“It was the first time we saw iwi groupings being resourced, even though it was a pretty small amount at the time, and with access to resources to make their own decisions,” says Dewes. And, he adds, “even the ones with the smallest interests have got some form of revenue.”


For Mutu, who was chief negotiator of Te Rūnanga a iwi ō Ngāti Kahu, the settlement was a disaster, a “rotten deal”. In her estimation, 50% of the quota (as opposed to the 10% which was offered to Māori at the time) would be a fair amount, considering that Māori initially had full control over Aotearoa’s fisheries.

Mutu characterises the whole settlement process as intentionally disruptive, “soul destroying” and weighted heavily in favour of the Crown, with whom Māori are forced to negotiate on their terms – or else get nothing.

With large-scale seafood operations dominating the market in the decades following the settlement, many independent Māori fishers lost their livelihoods. “A lot of our very capable and highly experienced commercial fishermen were just taken completely out,” Mutu says. The Crown, she says, had created a settlement “so that if we ever went out and tried to sell any of our fish again, we would go to jail”.

The process also split Māori, setting iwi against each other in court for years to come, dividing iwi and hapū members, and taking a toll on kaumātua.

Nearly 30 years later, Mutu says these hurts are still raw. “It wore down our kaumātua, we lost several of them in this process, and it created generational divides within Ngāti Kahu that are not healed now.”

In spite of this pain, Mutu acknowledges the work of Te Ohu Kaimoana, the trust created to manage the final settlement, “who made the best out of what was a rotten deal”.

From this perspective, the settlement was more about survival than success. While it promised to uplift Māori, Mutu says there is no evidence this actually occurred, arguing that the settlement reduced Māori customary fisheries to regulation enforced by the Crown.

The fisheries settlement also became a contentious issue for urban Māori and those who weren’t iwi affiliated, since mandated iwi organisations were made central to the settlement. In the 1990s, Dame June Jackson spearheaded the challenge on behalf of urban Māori for a fairer share of the Crown’s fisheries settlement and it’s been an ongoing battle since to ensure all Māori benefit from the settlement.

“Of course it wasn’t perfect,” Dewes says now. “But it’s pretty hard to see how we could have got a better solution.

“I wish it could have been done with less animosity, I don’t think it could be done with less controversy.”

But, he adds, “the animosity came from the passion and the commitment. So maybe it was a necessary ingredient.”

For all its faults, the settlement has brought Māori a step closer to the social and economic benefits that we had previously enjoyed through fishing. By empowering iwi to develop fishing enterprises, funds have contributed toward improving health, welfare and education for Māori across the country.

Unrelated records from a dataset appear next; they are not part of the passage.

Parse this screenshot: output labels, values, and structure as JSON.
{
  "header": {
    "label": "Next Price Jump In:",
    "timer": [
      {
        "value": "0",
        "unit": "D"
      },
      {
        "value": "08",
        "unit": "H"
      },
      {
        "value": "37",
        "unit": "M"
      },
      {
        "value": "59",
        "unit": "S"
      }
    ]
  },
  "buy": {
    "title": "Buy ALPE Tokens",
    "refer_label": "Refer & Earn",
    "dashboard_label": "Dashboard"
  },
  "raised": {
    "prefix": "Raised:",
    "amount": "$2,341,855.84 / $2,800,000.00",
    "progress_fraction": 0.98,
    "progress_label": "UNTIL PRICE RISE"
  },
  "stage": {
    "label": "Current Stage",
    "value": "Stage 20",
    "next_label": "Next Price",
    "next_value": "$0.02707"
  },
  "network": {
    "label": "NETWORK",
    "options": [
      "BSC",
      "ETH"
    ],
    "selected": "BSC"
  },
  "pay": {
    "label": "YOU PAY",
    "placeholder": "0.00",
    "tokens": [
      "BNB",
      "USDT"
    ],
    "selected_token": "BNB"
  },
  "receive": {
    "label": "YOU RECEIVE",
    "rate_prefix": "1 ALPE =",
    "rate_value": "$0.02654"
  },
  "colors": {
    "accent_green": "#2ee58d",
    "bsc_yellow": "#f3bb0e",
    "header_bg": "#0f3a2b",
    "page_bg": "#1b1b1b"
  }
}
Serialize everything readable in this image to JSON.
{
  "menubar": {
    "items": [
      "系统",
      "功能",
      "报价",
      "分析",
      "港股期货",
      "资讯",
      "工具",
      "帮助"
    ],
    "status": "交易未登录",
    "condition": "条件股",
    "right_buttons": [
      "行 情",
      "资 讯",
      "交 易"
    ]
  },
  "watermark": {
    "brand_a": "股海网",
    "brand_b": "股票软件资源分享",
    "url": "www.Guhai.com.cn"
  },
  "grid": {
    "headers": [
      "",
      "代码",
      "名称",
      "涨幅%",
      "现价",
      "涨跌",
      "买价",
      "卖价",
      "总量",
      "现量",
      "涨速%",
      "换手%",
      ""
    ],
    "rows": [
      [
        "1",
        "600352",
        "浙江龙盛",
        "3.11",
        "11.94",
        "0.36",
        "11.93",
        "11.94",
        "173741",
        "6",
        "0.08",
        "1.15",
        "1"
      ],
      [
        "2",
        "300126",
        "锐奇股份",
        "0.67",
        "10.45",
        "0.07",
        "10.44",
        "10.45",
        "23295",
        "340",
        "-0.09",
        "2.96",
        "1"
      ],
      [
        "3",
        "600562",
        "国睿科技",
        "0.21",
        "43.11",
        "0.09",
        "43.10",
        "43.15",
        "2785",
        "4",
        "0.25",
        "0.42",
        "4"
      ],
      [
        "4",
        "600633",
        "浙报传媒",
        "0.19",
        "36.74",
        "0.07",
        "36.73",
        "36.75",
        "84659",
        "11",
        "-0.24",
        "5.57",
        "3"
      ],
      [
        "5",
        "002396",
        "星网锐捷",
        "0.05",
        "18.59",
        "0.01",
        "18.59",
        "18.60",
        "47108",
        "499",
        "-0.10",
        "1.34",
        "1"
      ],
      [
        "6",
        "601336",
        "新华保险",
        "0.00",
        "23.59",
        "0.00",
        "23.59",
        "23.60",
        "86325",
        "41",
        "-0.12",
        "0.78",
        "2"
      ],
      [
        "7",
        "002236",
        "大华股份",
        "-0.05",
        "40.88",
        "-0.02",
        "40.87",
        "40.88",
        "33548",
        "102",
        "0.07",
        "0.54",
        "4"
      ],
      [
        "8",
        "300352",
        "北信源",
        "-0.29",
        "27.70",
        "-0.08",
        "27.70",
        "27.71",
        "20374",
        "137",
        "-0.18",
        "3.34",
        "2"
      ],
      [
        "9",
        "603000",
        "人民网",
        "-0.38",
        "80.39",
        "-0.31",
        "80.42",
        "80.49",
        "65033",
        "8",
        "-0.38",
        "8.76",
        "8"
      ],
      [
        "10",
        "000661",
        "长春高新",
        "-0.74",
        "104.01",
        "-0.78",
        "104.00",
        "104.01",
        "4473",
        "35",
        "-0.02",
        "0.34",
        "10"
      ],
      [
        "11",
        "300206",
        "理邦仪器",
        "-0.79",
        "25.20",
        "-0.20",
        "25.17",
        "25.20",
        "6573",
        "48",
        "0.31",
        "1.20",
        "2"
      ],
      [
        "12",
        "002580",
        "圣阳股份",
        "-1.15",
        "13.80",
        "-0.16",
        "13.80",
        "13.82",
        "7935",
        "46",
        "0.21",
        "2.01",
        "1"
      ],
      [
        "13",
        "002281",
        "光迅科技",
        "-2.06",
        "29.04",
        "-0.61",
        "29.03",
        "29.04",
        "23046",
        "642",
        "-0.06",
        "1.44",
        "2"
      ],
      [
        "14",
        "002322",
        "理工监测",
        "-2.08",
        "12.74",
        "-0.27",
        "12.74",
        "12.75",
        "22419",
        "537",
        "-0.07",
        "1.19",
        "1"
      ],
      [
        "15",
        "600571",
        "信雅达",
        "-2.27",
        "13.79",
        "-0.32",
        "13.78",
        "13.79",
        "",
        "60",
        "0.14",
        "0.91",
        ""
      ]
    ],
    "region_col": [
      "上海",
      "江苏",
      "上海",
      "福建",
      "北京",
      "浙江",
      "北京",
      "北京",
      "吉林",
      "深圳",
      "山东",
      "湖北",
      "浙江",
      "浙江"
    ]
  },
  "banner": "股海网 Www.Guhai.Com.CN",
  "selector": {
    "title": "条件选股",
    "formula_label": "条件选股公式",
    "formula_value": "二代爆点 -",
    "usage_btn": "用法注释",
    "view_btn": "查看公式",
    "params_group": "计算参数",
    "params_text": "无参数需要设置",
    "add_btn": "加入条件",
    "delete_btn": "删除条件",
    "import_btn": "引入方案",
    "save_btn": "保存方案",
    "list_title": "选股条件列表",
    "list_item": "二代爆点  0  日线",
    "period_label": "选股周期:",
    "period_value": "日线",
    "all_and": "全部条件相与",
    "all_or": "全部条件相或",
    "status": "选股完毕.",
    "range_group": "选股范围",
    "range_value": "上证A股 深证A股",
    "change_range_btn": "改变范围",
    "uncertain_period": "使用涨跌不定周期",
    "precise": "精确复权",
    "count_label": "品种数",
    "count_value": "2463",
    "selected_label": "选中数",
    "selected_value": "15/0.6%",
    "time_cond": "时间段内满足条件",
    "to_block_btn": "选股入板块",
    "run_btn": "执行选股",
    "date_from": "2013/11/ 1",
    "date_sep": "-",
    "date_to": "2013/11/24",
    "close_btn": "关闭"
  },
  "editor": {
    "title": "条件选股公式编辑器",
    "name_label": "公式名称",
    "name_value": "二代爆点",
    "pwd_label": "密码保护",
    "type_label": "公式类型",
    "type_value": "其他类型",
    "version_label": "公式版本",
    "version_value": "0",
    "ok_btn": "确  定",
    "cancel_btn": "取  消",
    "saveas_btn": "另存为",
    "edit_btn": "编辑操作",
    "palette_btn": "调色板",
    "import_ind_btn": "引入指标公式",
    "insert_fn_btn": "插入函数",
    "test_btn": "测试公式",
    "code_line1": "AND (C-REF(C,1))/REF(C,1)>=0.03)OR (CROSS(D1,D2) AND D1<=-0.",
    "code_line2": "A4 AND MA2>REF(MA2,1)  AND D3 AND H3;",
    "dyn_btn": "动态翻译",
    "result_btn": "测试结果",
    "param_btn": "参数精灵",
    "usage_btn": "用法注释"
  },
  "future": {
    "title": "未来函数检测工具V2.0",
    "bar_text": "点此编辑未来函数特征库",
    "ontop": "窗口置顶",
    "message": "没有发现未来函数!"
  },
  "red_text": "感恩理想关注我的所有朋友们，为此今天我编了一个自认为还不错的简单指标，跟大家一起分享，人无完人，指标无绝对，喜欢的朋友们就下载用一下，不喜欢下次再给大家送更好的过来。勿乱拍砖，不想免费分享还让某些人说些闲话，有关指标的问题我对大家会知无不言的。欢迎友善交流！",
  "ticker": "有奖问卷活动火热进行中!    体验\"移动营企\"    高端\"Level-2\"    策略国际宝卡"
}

Those funds are managed by Te Ohu Kaimoana, the trust that acts as the eyes, ears and mouthpiece for Māori customary and commercial fishing rights.

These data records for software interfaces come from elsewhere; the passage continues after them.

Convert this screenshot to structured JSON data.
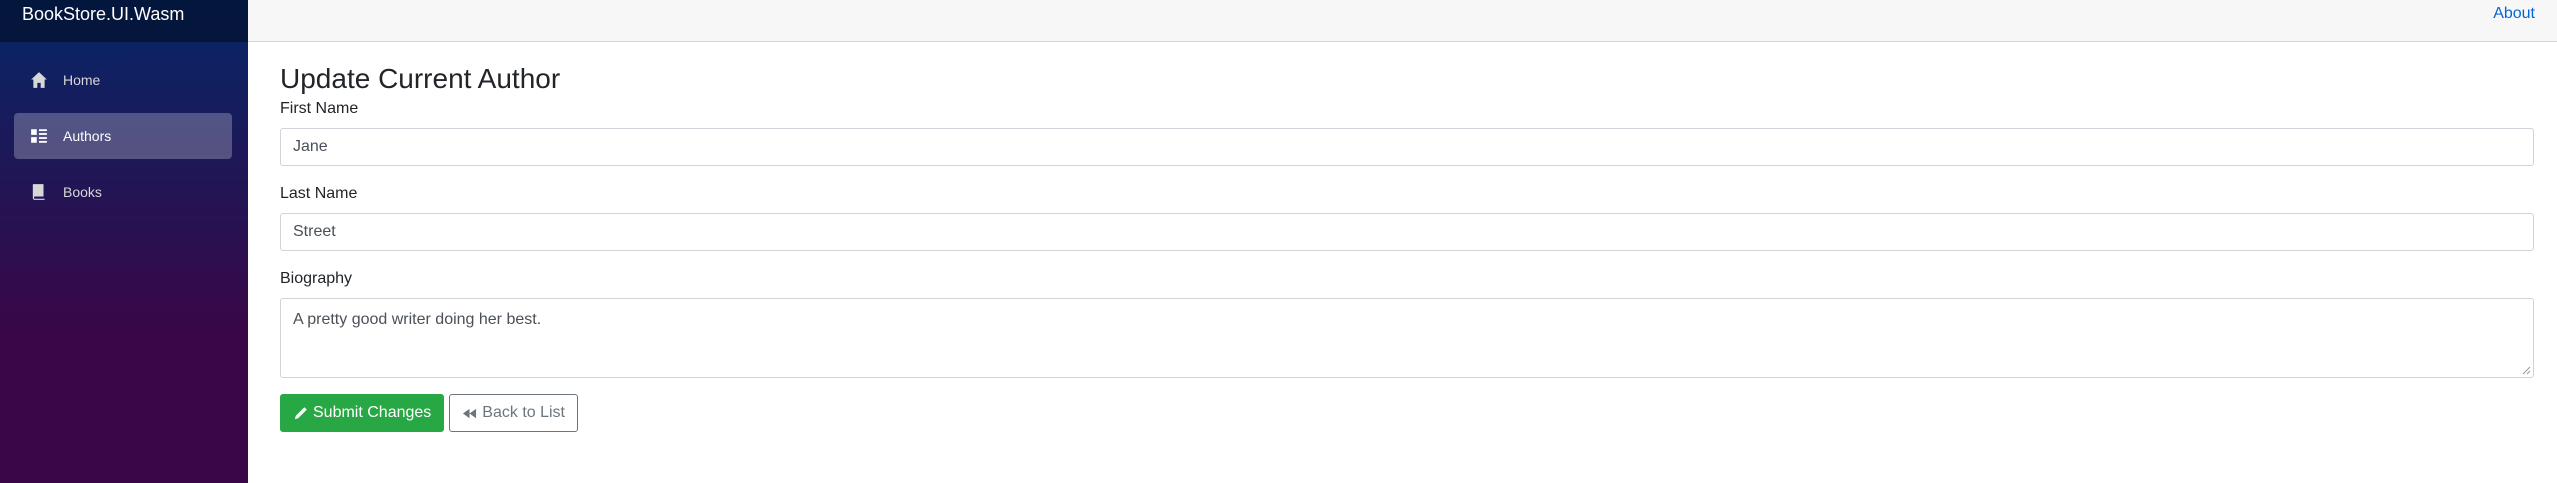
{
  "app": {
    "brand": "BookStore.UI.Wasm"
  },
  "sidebar": {
    "items": [
      {
        "label": "Home",
        "icon": "home-icon",
        "active": false
      },
      {
        "label": "Authors",
        "icon": "list-icon",
        "active": true
      },
      {
        "label": "Books",
        "icon": "book-icon",
        "active": false
      }
    ]
  },
  "topbar": {
    "about": "About"
  },
  "page": {
    "title": "Update Current Author",
    "fields": {
      "first_name": {
        "label": "First Name",
        "value": "Jane"
      },
      "last_name": {
        "label": "Last Name",
        "value": "Street"
      },
      "biography": {
        "label": "Biography",
        "value": "A pretty good writer doing her best."
      }
    },
    "buttons": {
      "submit": "Submit Changes",
      "back": "Back to List"
    }
  },
  "colors": {
    "accent": "#0366d6",
    "success": "#28a745",
    "sidebar_top": "#052767",
    "sidebar_bottom": "#3a0647"
  }
}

It’s been a long struggle for Māori to get to this point and to regain some of these rights to fisheries. It has become a stepping stone to some commercial benefits for Māori, who had struggled to participate in commercial fishing because of a lack of access to capital and resources.

The fisheries settlement “didn’t just drop out of space”, says Dewes. Instead, it was part of a much larger movement by Māori around Aotearoa to claim some justice for past wrongdoings by the Crown. The legacy of the settlement represents the hard work and ambition of many people behind the scenes.

That legacy, 30 years since the settlement, is an ongoing assertion of Māori resistance, passion and ambition for the future of our people. “The thing about fishing and seafood is that it was such an integral part of our history,” says Dewes. “I’d like to see it become an integral part of the future as well.”

This content was created in paid partnership with the Spinoff and was written by Spinoff Staff Writer, Charlotte Muru-Lanning (Ngāti Maniapoto, Waikato Tainui).